## Interface dataset entries:
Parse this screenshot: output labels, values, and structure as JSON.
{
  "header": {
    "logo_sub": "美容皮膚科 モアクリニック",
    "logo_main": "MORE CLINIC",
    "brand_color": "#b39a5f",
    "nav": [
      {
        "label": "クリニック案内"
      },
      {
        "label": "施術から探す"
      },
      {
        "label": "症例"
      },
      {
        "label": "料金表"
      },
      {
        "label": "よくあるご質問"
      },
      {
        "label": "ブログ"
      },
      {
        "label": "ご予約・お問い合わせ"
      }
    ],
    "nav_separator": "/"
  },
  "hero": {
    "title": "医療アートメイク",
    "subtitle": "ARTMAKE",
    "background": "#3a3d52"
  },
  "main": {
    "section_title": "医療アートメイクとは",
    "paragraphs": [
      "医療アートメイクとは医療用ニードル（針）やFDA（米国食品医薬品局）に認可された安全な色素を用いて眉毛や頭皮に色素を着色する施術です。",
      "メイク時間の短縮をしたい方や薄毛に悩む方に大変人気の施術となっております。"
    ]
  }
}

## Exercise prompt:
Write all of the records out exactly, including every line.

## Output of the exercise:
Parse this screenshot: output labels, values, and structure as JSON.
{
  "header": {
    "logo_sub": "美容皮膚科 モアクリニック",
    "logo_main": "MORE CLINIC",
    "brand_color": "#b39a5f",
    "nav": [
      {
        "label": "クリニック案内"
      },
      {
        "label": "施術から探す"
      },
      {
        "label": "症例"
      },
      {
        "label": "料金表"
      },
      {
        "label": "よくあるご質問"
      },
      {
        "label": "ブログ"
      },
      {
        "label": "ご予約・お問い合わせ"
      }
    ],
    "nav_separator": "/"
  },
  "hero": {
    "title": "医療アートメイク",
    "subtitle": "ARTMAKE",
    "background": "#3a3d52"
  },
  "main": {
    "section_title": "医療アートメイクとは",
    "paragraphs": [
      "医療アートメイクとは医療用ニードル（針）やFDA（米国食品医薬品局）に認可された安全な色素を用いて眉毛や頭皮に色素を着色する施術です。",
      "メイク時間の短縮をしたい方や薄毛に悩む方に大変人気の施術となっております。"
    ]
  }
}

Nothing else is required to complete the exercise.